Pecan Pie Rugelach

November 20, 2013

DSC_0239

I made these delicious pumpkin cheesecake bars last week.  They were creamy and sweet, and a little nutty (as in, filled with nuts), and just hit that pumpkin spot we all have just about this time every year.  I was going to write about my first encounter with a pumpkin flavored dessert.  And how it evolved into this deep love for this wonderful squash.  It was going to be lovely, that post.  I was quite pleased with it.

DSC_0218

And then I made this rugelach.    This pecan pie rugelach.  And, just like that, all bets were off.

DSC_0223

I had to change course with my posting this week.  Because these are just too good to keep from you.  The rugelach  pastry is flaky and buttery with just a hint of sweetness, resembling none other than a pie crust.  Except it’s the best pie crust ever.  Yep.  And the filling is the best part of pecan pie – sweet and caramelized and sticky nuts, but not overly sweet.  This was incredible and outdid many other holiday sweets I’ve made before.

DSC_0221

And the bonus is that this rugelach is appropriate for two of the most delicious holidays coincidentally happening together next week: Thanksgiving and Hanukkah, affectionately known as Hanugiving!  Or Thanksgivukkah!  Just make these.

DSC_0238

Pecan Pie Rugelach (adapted from BuzzFeed)

1 cup all purpose flour
¼ tsp. salt
1.5 tbsp. sugar
½ cup unsalted butter (1 stick), cut into cubes
½ cup cream cheese (4 oz.), cut into cubes

2 cups pecan halves
1/4 cup unsalted butter (1/2 stick), cut into cubes
1/2 cup dark brown sugar
1/2 tsp. sea salt
½ cup corn syrup
1 tsp. vanilla

1 egg yolk
1 tablespoon water

turbinado sugar, optional, for sprinkling

For the dough: Let butter and cream cheese sit out at room temperature for 10 minutes, so that they are still cool but slightly soft.  Beat together the cream cheese and butter until well combined and smooth.  Combine flour, sugar and salt in a medium bowl.  Pour into the cream cheese and butter mixture and beat until the dough is just combined.  Be careful not to over mix.  Use your hands to divide the dough into 2 equal pieces, shape into a smooth disk. Wrap tightly with plastic wrap and place in refrigerator for at least 2 hours, or up to 1 day.

For the filling: Finely chop pecans and set aside.  In a non-stick pan, melt butter over medium heat.  The butter will melt and get all foamy.  Keep heating until the butter has turned brown and smells nutty.  Add brown sugar and salt and stir together until the brown sugar has melted.  Turn the heat to low, and pour in the pecans.  Stir the mixture until the pecans are toasted, about 7 minutes.  Take off the heat and add corn syrup and vanilla.  Let the mixture come to room temperature.
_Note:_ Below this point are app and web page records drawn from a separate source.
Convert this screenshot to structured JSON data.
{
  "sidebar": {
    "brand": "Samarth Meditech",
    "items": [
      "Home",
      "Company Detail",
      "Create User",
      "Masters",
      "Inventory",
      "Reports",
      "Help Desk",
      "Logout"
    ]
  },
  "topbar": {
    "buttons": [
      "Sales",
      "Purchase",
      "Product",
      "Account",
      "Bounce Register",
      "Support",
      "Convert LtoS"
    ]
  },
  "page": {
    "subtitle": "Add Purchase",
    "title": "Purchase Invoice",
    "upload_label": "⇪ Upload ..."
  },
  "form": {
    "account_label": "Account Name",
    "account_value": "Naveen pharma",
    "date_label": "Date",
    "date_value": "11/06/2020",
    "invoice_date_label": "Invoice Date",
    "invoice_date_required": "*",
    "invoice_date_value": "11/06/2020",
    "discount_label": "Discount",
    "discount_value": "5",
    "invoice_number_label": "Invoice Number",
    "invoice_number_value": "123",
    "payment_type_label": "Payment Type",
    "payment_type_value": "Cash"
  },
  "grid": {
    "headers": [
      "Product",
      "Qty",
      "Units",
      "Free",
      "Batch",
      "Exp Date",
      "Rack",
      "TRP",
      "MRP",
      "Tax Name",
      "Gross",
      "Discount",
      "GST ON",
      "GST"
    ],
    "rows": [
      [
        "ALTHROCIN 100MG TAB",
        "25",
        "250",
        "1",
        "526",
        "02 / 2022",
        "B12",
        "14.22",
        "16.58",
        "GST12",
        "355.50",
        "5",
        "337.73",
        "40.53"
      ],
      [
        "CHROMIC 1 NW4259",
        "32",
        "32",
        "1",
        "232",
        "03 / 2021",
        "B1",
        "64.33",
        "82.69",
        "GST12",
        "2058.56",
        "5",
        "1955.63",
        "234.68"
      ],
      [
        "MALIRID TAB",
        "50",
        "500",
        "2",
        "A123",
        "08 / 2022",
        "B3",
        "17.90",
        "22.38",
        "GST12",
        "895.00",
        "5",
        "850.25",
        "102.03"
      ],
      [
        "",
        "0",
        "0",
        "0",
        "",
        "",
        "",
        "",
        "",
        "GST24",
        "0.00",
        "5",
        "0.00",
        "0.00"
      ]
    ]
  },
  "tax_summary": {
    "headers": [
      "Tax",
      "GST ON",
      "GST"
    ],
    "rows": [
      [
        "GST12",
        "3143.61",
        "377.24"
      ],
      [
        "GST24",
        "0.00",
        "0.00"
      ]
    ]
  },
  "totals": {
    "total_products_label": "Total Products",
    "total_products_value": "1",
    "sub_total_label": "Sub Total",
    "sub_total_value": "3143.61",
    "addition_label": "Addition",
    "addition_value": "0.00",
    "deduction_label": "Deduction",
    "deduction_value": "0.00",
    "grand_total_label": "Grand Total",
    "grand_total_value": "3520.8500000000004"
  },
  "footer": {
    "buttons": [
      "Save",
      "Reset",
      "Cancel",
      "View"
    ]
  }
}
Line two cookie sheets with parchment paper.  Unwrap one of chilled doughs.  On a lightly floured surface, with a rolling pin, roll into a square, about 1/8 inch thick.  The square will be about the size of a standard sheet of paper.  Take half of the cooled pecan mixture and spread it evenly on the dough.  Working from the long side of the square, carefully roll the dough into a spiral, like a cinnamon roll.  With a sharp knife or pizza cutter, cut the roll into 1 inch pieces.  Place on baking sheet, about 1 inch apart from each other.  Repeat with other disk of dough.  Place in refrigerator for at least 30 minutes, preferably 1 hour.

Preheat oven to 350°F.  Beat egg yolk with the tablespoon of water and set aside.  Take cooled rugelach out of the refrigerator.  Brush each rugelach with egg wash.  Sprinkle with turbinado sugar, if using.  Bake for 30-35 minutes or until the tops are golden brown.  The filling will have spilled out, but don’t worry!  Let the rugelach cool on baking sheet for 15 minutes.  Break off excess spill (that has turned into brittle, which you can enjoy!).  Let cool completely on wire rack.

Advertisements

2 Responses to “Pecan Pie Rugelach”


  1. […] of everything that is out there.  I know the recipes that are trending on all of the food blogs (pie in the form of other desserts were all the rage last year), I know the new ways people are approaching food (hello, cake pops!), […]


Leave a Reply

Fill in your details below or click an icon to log in:

WordPress.com Logo

You are commenting using your WordPress.com account. Log Out / Change )

Twitter picture

You are commenting using your Twitter account. Log Out / Change )

Facebook photo

You are commenting using your Facebook account. Log Out / Change )

Google+ photo

You are commenting using your Google+ account. Log Out / Change )

Connecting to %s

%d bloggers like this: